Hello! I currently developing rails application but it’s more
ruby-specyfic question. I have background process launched in starling.
All aplication work is a downloading large files in background. I use
wget to do this. At current i launching simple

system(‘wget file etc’)

But i need to monitor this progress. Wget produces output like this
durning downloading:

100%[======================================>] 30 241 120K/s in
0,2s

How i can read this?


#2

exec(“command”)
system(“command”)
result = command
pipe = IO.popen(“command”, “r”)

See:

http://whynotwiki.com/Ruby_/_Process_management


#3

Dan D. wrote:

exec(“command”)
system(“command”)
result = command
pipe = IO.popen(“command”, “r”)

See:

http://whynotwiki.com/Ruby_/_Process_management

Thanks, but i still don’t know how i can read from wget console?


#4

Look at the chart on that page. If you want to read character by
character wget’s stdout

pipe = IO.popen(“command”, “r”)

Sorry I don’t have time to write an example but this should point your
in the right direction


#5

Great! I was write code:

f = IO.popen(“wget http://www.hostgator.com/testfile.zip 2>&1”, “r”) {
|pipe|
pipe.each do |line|
sleep 1.5
puts line
end
}

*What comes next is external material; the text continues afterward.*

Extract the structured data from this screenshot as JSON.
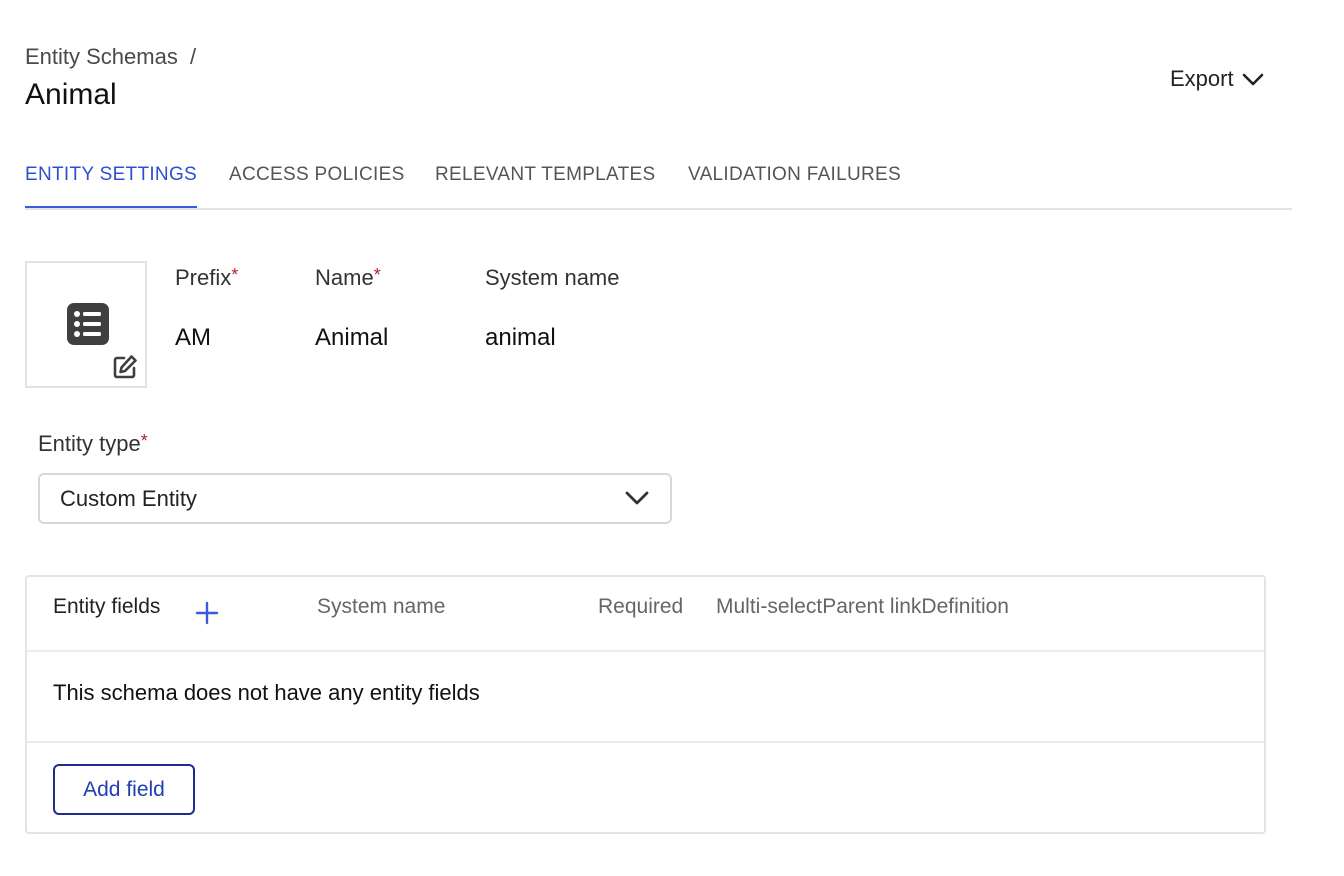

and it’s almost done - it’s outputs something like this:

8350K … … … … … 41% 230K
54s
8400K … … … … … 41% 226K
54s
8450K … … … … … 41% 229K
53s
8500K … … … … … 41% 221K
53s
8550K … … … … … 41% 234K
53s
8600K … … … … … 42% 226K
53s
8650K … … … … … 42% 233K
53s
8700K … … … … … 42% 222K
52s
8750K … … … … … 42% 233K
52s
8800K … … … … … 43% 224K
52s
8850K … … … … … 43% 222K
52s
8900K … … … … … 43% 237K
51s
8950K … … … … … 43% 229K
51s
9000K … … … … … 44% 230K
51s
9050K … … … … … 44% 229K
51s
9100K … … … … … 44% 222K
51s

great…but i need explaination: what does “2>&1”, “r”" mean? without
it code:

f = IO.popen(“wget http://www.hostgator.com/testfile.zip”, “r”) { |pipe|
pipe.each do |line|
sleep 1.5
puts line
end
}

Didn’t work. I would like avoid copypaste coding, i found 2>&1 in some
tutorial.


#6

great…but i need explaination: what does “2>&1”, “r”" mean? without
it code:

  • ‘2>&1’ says that standard error stream (whose file desecriptor is 2)
    will be redirected
    to the same place where the standard output stream is sent. Since wget
    sends its output
    to standard error, you need this redirection to capture the output using
    pipe.

Take the following commands with pipes as an example.

ls / | wc
30 30 181
ls no_such_path | wc
ls: cannot access no_such_path: No such file or directory
0 0 0
ls no_such_path 2>&1 | wc
1 9 64

Incidentally, ‘2>&1’ is often used to suppress error messages and
standard output.

some_command > /dev/null 2>&1

  • ‘r’ means you are opening the pipe in read-only mode.